The Christmas season is upon us and I’m once again in high gear. It’s one of my favorite times of the year. Our family has slowed down on the gift giving, which enables us to focus more on the warm and fuzzy stuff. Since Jagdish and I expect to be downsizing to a condo next spring, I’m taking advantage of the ample space that our house offers to put out even more holiday décor than usual.
I have an entire closet filled with almost nothing but house and tree decorations. The first things I put out are usually the snowmen and Santa-like items. This year, I found myself talking to them as I placed them throughout the rooms. It dawned on me that it’s like I become six again at Christmastime.
Hello, Italian snowman (round belly, red and green hat) with your Chanukah snowmen friends (blue clothes). Hey, Humpty Dumpty Santa and Mrs. Humpty Claus. How was your summer? Snowman family on the piano keyboard, will your kids be applying to colleges this year? I don’t care that they never answer me. I just move on to the next grouping. There’s the Laurel and Hardy snowmen—one super thin, the other round as a pumpkin. Or maybe they’re Jagdish and Elaine.
It’s Christmastime and I’m 26 again. I’m unwrapping an ornament my father gave me for one of my first trees living on my own. It’s a brass mask from Venezuela, still in the tissue and plastic bag it came in. My father asked a co-worker going on a business trip there to bring back something appropriate for a tree ornament for him to give me. He was hugely disappointed in the mask. I think he was expecting a star. I always loved it, especially because of the story behind it. His name, spelled wrong by his co-worker, is still penciled onto the tissue.
It’s Christmastime and in my mind I’m 39. I’m unpacking the silver snowflakes and brass stars from the Metropolitan Museum gift shop. My parents gave me one each year, but my father picked them out. I’m missing the one for 1984. He died that year. My mother wanted to get the ornament for me, but it was just too painful for her to deal with. It was painful for me, too. I started buying them on my own the next year. In my collection over a 31-year period, the only year missing is the one my father died.
I’m baking Sunset Cookies from my mother’s recipe. I’m 50 and it’s my first Christmas without her. These cookies remind me of her. If I made struffoli, I’d feel even closer. She made the dough and rolled it into finger-width strands. I cut them into dice-sized pieces. After they were fried, she drizzled them with honey and I formed the ring around an upside down glass. When we removed the glass, we decorated with colored sprinkles and her “Italian” plastic holly. I don’t have a deep fryer, so I make her cookies.

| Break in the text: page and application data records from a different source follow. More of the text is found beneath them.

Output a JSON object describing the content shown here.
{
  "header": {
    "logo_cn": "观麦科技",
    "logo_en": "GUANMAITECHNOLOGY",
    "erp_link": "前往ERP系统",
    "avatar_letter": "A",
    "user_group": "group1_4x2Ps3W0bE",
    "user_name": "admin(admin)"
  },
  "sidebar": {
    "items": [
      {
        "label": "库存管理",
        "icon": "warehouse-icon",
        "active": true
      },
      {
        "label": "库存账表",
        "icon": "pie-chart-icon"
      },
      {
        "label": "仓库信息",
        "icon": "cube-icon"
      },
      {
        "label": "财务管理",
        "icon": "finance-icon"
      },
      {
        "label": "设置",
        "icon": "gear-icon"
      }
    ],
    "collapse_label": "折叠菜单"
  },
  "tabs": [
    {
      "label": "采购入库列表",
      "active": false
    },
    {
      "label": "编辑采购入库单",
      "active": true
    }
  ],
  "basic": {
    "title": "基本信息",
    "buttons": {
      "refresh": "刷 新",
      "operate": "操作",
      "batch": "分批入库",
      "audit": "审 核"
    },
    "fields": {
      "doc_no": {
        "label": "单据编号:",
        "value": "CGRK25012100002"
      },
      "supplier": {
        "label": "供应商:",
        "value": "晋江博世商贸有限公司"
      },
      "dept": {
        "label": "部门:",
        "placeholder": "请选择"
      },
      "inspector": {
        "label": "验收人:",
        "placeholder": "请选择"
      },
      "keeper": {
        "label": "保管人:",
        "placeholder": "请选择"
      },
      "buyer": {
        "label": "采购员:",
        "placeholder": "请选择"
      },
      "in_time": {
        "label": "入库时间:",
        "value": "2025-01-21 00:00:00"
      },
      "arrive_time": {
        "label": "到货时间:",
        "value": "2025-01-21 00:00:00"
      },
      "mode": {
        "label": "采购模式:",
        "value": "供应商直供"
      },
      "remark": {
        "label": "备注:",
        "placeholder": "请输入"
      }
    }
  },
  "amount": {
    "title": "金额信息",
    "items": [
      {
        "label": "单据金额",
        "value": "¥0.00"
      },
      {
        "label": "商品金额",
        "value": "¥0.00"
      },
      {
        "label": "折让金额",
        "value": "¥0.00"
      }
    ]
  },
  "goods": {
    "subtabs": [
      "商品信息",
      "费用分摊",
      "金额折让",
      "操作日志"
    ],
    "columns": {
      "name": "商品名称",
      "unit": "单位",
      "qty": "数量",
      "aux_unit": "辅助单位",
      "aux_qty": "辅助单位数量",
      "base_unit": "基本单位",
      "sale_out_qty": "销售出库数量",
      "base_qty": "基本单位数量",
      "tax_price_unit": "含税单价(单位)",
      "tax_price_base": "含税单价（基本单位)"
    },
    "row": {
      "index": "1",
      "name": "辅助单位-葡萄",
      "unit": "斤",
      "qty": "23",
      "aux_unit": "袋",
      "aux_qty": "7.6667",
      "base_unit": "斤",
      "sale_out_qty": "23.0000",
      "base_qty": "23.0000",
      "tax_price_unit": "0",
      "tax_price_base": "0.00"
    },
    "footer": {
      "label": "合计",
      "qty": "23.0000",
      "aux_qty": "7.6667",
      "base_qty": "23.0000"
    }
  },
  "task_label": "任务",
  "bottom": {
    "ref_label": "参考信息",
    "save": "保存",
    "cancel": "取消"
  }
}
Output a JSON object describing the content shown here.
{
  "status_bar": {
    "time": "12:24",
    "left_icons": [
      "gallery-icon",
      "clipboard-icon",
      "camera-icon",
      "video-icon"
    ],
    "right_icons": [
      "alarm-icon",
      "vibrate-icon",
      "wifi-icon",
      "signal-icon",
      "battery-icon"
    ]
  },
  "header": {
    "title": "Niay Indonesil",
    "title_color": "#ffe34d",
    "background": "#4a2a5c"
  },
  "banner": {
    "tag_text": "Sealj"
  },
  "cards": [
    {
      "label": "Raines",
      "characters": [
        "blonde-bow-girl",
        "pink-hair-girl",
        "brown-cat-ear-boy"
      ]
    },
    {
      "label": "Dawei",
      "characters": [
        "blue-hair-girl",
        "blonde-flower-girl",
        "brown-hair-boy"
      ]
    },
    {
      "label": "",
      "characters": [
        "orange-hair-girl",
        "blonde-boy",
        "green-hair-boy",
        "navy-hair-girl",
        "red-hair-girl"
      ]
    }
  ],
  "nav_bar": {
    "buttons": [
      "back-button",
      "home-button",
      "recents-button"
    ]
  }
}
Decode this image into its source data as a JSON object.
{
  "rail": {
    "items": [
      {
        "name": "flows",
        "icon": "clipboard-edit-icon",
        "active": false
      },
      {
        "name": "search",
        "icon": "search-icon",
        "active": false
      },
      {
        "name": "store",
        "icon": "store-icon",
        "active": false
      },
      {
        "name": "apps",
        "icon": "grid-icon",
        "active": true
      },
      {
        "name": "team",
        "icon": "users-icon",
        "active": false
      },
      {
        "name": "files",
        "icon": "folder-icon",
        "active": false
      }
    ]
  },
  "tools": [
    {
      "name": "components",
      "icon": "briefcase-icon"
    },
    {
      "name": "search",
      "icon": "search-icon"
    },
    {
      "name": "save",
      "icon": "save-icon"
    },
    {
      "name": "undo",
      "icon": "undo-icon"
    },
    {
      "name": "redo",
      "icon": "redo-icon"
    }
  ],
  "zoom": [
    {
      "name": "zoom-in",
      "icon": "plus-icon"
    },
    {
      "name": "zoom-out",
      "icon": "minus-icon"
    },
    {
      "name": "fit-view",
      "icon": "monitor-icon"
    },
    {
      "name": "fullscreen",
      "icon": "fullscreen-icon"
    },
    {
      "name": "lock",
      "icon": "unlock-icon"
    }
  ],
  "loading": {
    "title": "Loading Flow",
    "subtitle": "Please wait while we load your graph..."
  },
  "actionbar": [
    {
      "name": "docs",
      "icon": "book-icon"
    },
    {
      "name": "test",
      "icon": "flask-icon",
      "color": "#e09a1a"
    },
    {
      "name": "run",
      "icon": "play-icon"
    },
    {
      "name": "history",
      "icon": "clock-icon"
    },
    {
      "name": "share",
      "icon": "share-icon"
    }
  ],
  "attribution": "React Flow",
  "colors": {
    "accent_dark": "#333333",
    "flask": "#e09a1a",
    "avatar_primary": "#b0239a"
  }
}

I’ve reached my 68th Christmas. I’m cranky. I have very little patience. I say things that aren’t appropriate to repeat here to people who don’t put on their left turn signal and just stop dead in the fast lane, waiting to make the turn. Also to those who drive behind me as I’m backing out of a parking spot in the supermarket lot, even though I’m already more than half way out. I back up ever so slowly, because I know some idiot is going to be in a hurry to get the cantaloupe that’s on sale yet again this week.
I silently give thanks that our family has cut way back on the exchange of presents and that almost everyone is on a diet. But it’s still Christmas, so I put up three trees. That includes the little one that is now Luke’s, but is full of ornaments bought for Tulip and Daisy and Lily and Pansy. Bittersweet memories.
We’ve been in our house on Oriole Avenue for 22 Christmases. Each of the last three years, I’ve considered the possibility that it could be our final Christmas here. It makes me sad, but I remind myself that Christmas is not a physical place. It’s a place in one’s mind and in one’s heart. No matter where we relocate, I’ll be able to unpack Christmas from my ornament boxes and bake it from my recipe file. If I can just remember where I put the patience I had when I was younger, it will be as perfect as when I was six.